Sick of vampires? So is Meena Harper.
But her boss is making her write about them anyway, even though Meena doesn’t believe in them.
Not that Meena isn’t familiar with the supernatural. See, Meena Harper knows how you’re going to die (not that you’re going to believe her; no one ever does).
But not even Meena’s precognition can prepare her for what happens when she meets—then makes the mistake of falling in love with—Lucien Antonescu, a modern-day prince with a bit of a dark side . . . a dark side a lot of people, like an ancient society of vampire-hunters, would prefer to see him dead for.
The problem is, he already is dead. Maybe that’s why he’s the first guy Meena’s ever met that she could see herself having a future with. See, while Meena’s always been able to see everyone else’s future, she’s never been able look into her own.
And while Lucien seems like everything Meena has ever dreamed of in a boyfriend, he might turn out to be more like a nightmare.
Now might be a good time for Meena to start learning to predict her own future . . .
If she even has one.
The summary of Insatiable is somewhat true to real life when it implies that vampires are everywhere these days.
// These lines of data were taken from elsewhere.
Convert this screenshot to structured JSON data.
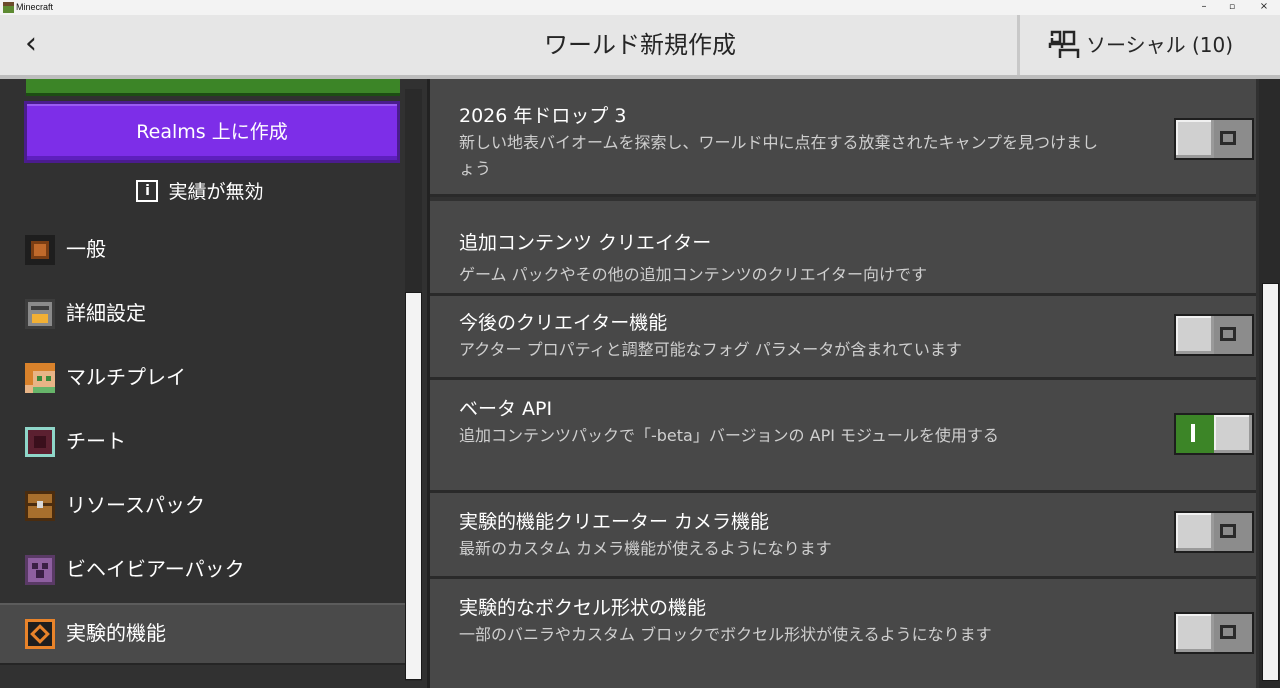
{
  "window": {
    "title": "Minecraft",
    "controls": {
      "minimize": "–",
      "maximize": "▫",
      "close": "×"
    }
  },
  "header": {
    "back_icon": "‹",
    "title": "ワールド新規作成",
    "social_label": "ソーシャル (10)"
  },
  "sidebar": {
    "realms_button": "Realms 上に作成",
    "achievements_label": "実績が無効",
    "achievements_icon": "i",
    "items": [
      {
        "label": "一般",
        "icon": "general-icon"
      },
      {
        "label": "詳細設定",
        "icon": "furnace-icon"
      },
      {
        "label": "マルチプレイ",
        "icon": "alex-head-icon"
      },
      {
        "label": "チート",
        "icon": "command-block-icon"
      },
      {
        "label": "リソースパック",
        "icon": "chest-icon"
      },
      {
        "label": "ビヘイビアーパック",
        "icon": "creeper-icon"
      },
      {
        "label": "実験的機能",
        "icon": "experiment-icon",
        "active": true
      }
    ]
  },
  "experiments": [
    {
      "title": "2026 年ドロップ 3",
      "description": "新しい地表バイオームを探索し、ワールド中に点在する放棄されたキャンプを見つけましょう",
      "enabled": false
    },
    {
      "section_title": "追加コンテンツ クリエイター",
      "section_description": "ゲーム パックやその他の追加コンテンツのクリエイター向けです"
    },
    {
      "title": "今後のクリエイター機能",
      "description": "アクター プロパティと調整可能なフォグ パラメータが含まれています",
      "enabled": false
    },
    {
      "title": "ベータ API",
      "description": "追加コンテンツパックで「-beta」バージョンの API モジュールを使用する",
      "enabled": true
    },
    {
      "title": "実験的機能クリエーター カメラ機能",
      "description": "最新のカスタム カメラ機能が使えるようになります",
      "enabled": false
    },
    {
      "title": "実験的なボクセル形状の機能",
      "description": "一部のバニラやカスタム ブロックでボクセル形状が使えるようになります",
      "enabled": false
    }
  ],
  "colors": {
    "accent_green": "#3c8527",
    "realms_purple": "#7d2ee8",
    "panel_bg": "#313131",
    "card_bg": "#484848"
  }
}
In Insatiable, Meg Cabot finally covers vampires (and no, she didn’t just write the book because vamps are trendy, but that’s a story for another day) with a little bit of sexytimes and a strong female character. Despite these two awesome elements, Insatiable didn’t quite quench my thirst for a fantastic adult paranormal novel. (Get it? Quenching my thirst? Vampires? Hardy har har. I’m done now.)
The one thing I can’t complain about in Insatiable is the plot. Cabot tells an unpredictable story that was wrought with suspense until the final page. I read this book while traveling and it made my four hour delay (three of those spent on the plane) s and time sitting in airports pass much more quickly.
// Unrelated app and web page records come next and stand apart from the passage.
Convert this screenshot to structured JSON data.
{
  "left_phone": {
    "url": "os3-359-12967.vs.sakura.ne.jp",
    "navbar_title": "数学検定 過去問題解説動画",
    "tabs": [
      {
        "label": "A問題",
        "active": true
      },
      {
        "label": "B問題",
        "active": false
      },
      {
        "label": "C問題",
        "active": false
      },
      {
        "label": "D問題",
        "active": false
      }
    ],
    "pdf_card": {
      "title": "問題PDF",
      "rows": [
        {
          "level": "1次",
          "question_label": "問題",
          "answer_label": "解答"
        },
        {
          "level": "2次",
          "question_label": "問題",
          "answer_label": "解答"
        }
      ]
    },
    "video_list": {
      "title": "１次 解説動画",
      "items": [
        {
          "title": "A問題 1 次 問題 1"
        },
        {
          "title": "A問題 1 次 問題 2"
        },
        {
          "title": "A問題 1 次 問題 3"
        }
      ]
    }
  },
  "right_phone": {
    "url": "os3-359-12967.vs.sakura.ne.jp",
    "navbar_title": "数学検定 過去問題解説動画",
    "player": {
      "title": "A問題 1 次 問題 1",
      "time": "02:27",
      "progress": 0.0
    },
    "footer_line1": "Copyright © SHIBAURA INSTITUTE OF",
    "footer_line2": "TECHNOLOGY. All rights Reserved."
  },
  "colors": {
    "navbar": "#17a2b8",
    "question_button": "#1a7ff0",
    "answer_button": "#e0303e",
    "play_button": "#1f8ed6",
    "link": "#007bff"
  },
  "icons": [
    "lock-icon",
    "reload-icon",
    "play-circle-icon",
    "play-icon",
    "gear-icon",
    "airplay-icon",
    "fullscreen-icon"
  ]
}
I loved Meena right off the bat. She is an intelligent, adult woman who can take care of herself. I appreciated the way Meena handled herself at the conclusion of this story, but I think Cabot wound up making her sound preachy. Even if you believe in the message you’re sending through a character, preachy just doesn’t work for me.
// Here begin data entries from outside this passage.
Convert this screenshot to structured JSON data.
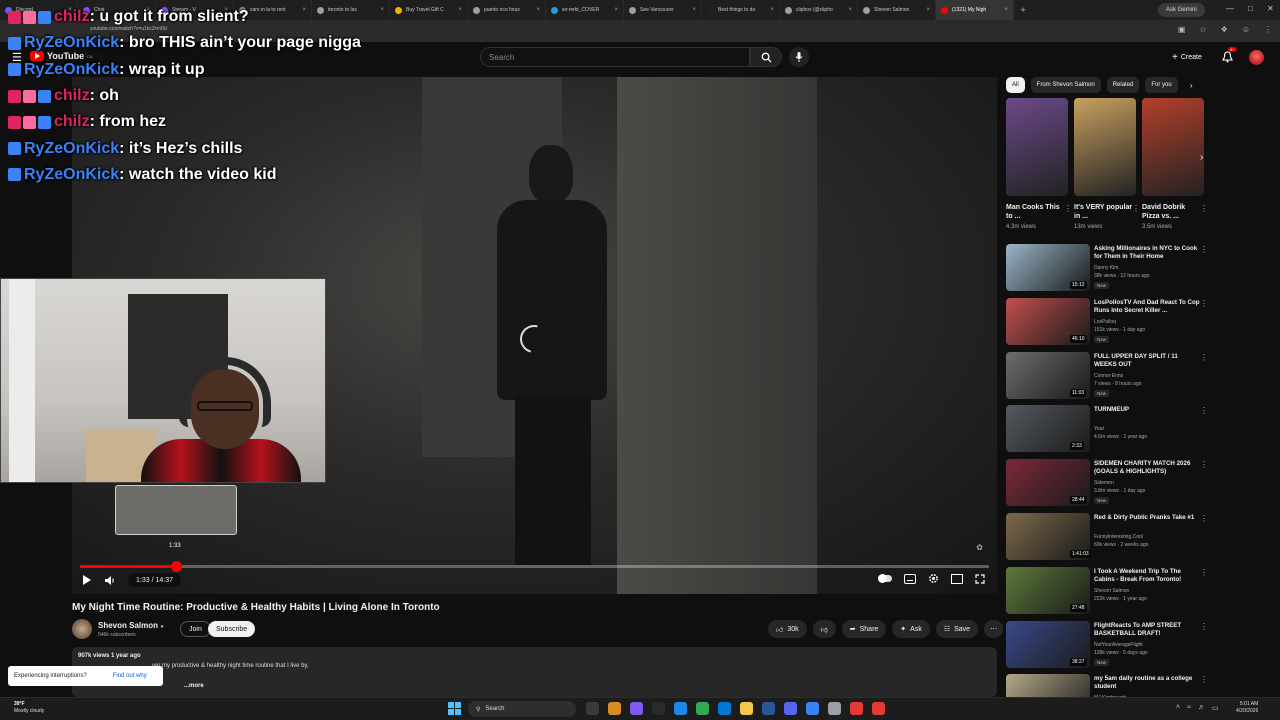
{
  "browser": {
    "tabs": [
      {
        "label": "Discord",
        "fav": "#5865f2"
      },
      {
        "label": "Chat",
        "fav": "#9146ff"
      },
      {
        "label": "Stream - V",
        "fav": "#9146ff"
      },
      {
        "label": "cars in la to rent",
        "fav": "#9aa0a6"
      },
      {
        "label": "toronto to las",
        "fav": "#9aa0a6"
      },
      {
        "label": "Buy Travel Gift C",
        "fav": "#f0b400"
      },
      {
        "label": "puerto rico hous",
        "fav": "#9aa0a6"
      },
      {
        "label": "sir-mrkt_COVER",
        "fav": "#1ba1e2"
      },
      {
        "label": "See Vancouver",
        "fav": "#9aa0a6"
      },
      {
        "label": "Best things to do",
        "fav": "#222"
      },
      {
        "label": "cliphox (@clipho",
        "fav": "#9aa0a6"
      },
      {
        "label": "Shevon Salmon",
        "fav": "#9aa0a6"
      },
      {
        "label": "(1321) My Nigh",
        "fav": "#ff0000"
      }
    ],
    "ask_gemini": "Ask Gemini",
    "url": "youtube.com/watch?v=u1kcZrrn0U"
  },
  "chat": [
    {
      "user": "chilz",
      "user_color": "#e0245e",
      "badges": [
        "#e0245e",
        "#ff6ba0",
        "#3b82f6"
      ],
      "msg": ": u got it from slient?"
    },
    {
      "user": "RyZeOnKick",
      "user_color": "#3b82f6",
      "badges": [
        "#3b82f6"
      ],
      "msg": ": bro THIS ain’t your page nigga"
    },
    {
      "user": "RyZeOnKick",
      "user_color": "#3b82f6",
      "badges": [
        "#3b82f6"
      ],
      "msg": ": wrap it up"
    },
    {
      "user": "chilz",
      "user_color": "#e0245e",
      "badges": [
        "#e0245e",
        "#ff6ba0",
        "#3b82f6"
      ],
      "msg": ": oh"
    },
    {
      "user": "chilz",
      "user_color": "#e0245e",
      "badges": [
        "#e0245e",
        "#ff6ba0",
        "#3b82f6"
      ],
      "msg": ": from hez"
    },
    {
      "user": "RyZeOnKick",
      "user_color": "#3b82f6",
      "badges": [
        "#3b82f6"
      ],
      "msg": ": it’s Hez’s chills"
    },
    {
      "user": "RyZeOnKick",
      "user_color": "#3b82f6",
      "badges": [
        "#3b82f6"
      ],
      "msg": ": watch the video kid"
    }
  ],
  "header": {
    "logo": "YouTube",
    "logo_region": "CA",
    "search_placeholder": "Search",
    "create_label": "Create",
    "notif_count": "9+"
  },
  "player": {
    "scrub_time": "1:33",
    "time_display": "1:33 / 14:37",
    "progress": 0.106
  },
  "video": {
    "title": "My Night Time Routine: Productive & Healthy Habits | Living Alone In Toronto",
    "channel": "Shevon Salmon",
    "verified": "●",
    "subs": "546k subscribers",
    "join": "Join",
    "subscribe": "Subscribe",
    "likes": "30k",
    "share": "Share",
    "ask": "Ask",
    "save": "Save",
    "meta": "907k views  1 year ago",
    "desc": "ver my productive & healthy night time routine that I live by,",
    "more": "...more",
    "interrupt_text": "Experiencing interruptions?",
    "interrupt_link": "Find out why"
  },
  "sidebar": {
    "chips": [
      "All",
      "From Shevon Salmon",
      "Related",
      "For you"
    ],
    "shorts": [
      {
        "title": "Man Cooks This to ...",
        "views": "4.3m views",
        "color": "#6b4a8a"
      },
      {
        "title": "It's VERY popular in ...",
        "views": "13m views",
        "color": "#c9a060"
      },
      {
        "title": "David Dobrik Pizza vs. ...",
        "views": "3.5m views",
        "color": "#b3402a"
      }
    ],
    "recs": [
      {
        "title": "Asking Millionaires in NYC to Cook for Them in Their Home",
        "channel": "Danny Kim",
        "meta": "38k views · 12 hours ago",
        "new": "New",
        "dur": "15:12",
        "color": "#9ab7c9"
      },
      {
        "title": "LosPollosTV And Dad React To Cop Runs Into Secret Killer ...",
        "channel": "LosPolloq",
        "meta": "151k views · 1 day ago",
        "new": "New",
        "dur": "46:10",
        "color": "#c0504d"
      },
      {
        "title": "FULL UPPER DAY SPLIT / 11 WEEKS OUT",
        "channel": "Connor Enns",
        "meta": "7 views · 8 hours ago",
        "new": "New",
        "dur": "11:03",
        "color": "#6d6d6d"
      },
      {
        "title": "TURNMEUP",
        "channel": "Yeat",
        "meta": "4.6m views · 1 year ago",
        "new": "",
        "dur": "2:33",
        "color": "#555a60"
      },
      {
        "title": "SIDEMEN CHARITY MATCH 2026 (GOALS & HIGHLIGHTS)",
        "channel": "Sidemen",
        "meta": "3.8m views · 1 day ago",
        "new": "New",
        "dur": "28:44",
        "color": "#7a2a3a"
      },
      {
        "title": "Red & Dirty Public Pranks Take #1",
        "channel": "FunnyInteresting.Cool",
        "meta": "60k views · 2 weeks ago",
        "new": "",
        "dur": "1:41:03",
        "color": "#7c6a4a"
      },
      {
        "title": "I Took A Weekend Trip To The Cabins - Break From Toronto!",
        "channel": "Shevon Salmon",
        "meta": "222k views · 1 year ago",
        "new": "",
        "dur": "27:48",
        "color": "#5e7a3a"
      },
      {
        "title": "FlightReacts To AMP STREET BASKETBALL DRAFT!",
        "channel": "NotYourAverageFlight",
        "meta": "138k views · 5 days ago",
        "new": "New",
        "dur": "38:27",
        "color": "#3a4a8a"
      },
      {
        "title": "my 5am daily routine as a college student",
        "channel": "MJ Kimbrough",
        "meta": "",
        "new": "",
        "dur": "",
        "color": "#b5a98a"
      }
    ]
  },
  "taskbar": {
    "temp": "39°F",
    "weather": "Mostly cloudy",
    "search": "Search",
    "time": "5:01 AM",
    "date": "4/20/2026",
    "apps": [
      "#3a3a3a",
      "#d98c1f",
      "#7f5af0",
      "#2a2a2a",
      "#1e88e5",
      "#34a853",
      "#0078d4",
      "#f2c94c",
      "#2b5797",
      "#5865f2",
      "#3b82f6",
      "#9aa0a6",
      "#e53935",
      "#e53935"
    ]
  }
}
One of my biggest problems with Insatiable was the insta-love, and I’m not talking about the physical intimacy that Lucien and Meena quickly shared. What I mean is that I didn’t like how after having just met Lucien, Meena couldn’t stop talking about how in love she was with him and vice versa. However, I loved reading about Alaric. Even though I wasn’t sure about him at first, he grew on me by the end of the novel. Let’s just say that while I started of who I was rooting for, I finished on Team Alaric.
As far as vampire books go, Insatiable isn’t a total dud. However, there were some things in here that seriously clashed with my tastes. I’ll be curious to see where the story, especially the romance, goes in Overbite.
Disclosure: I purchased a copy of this book.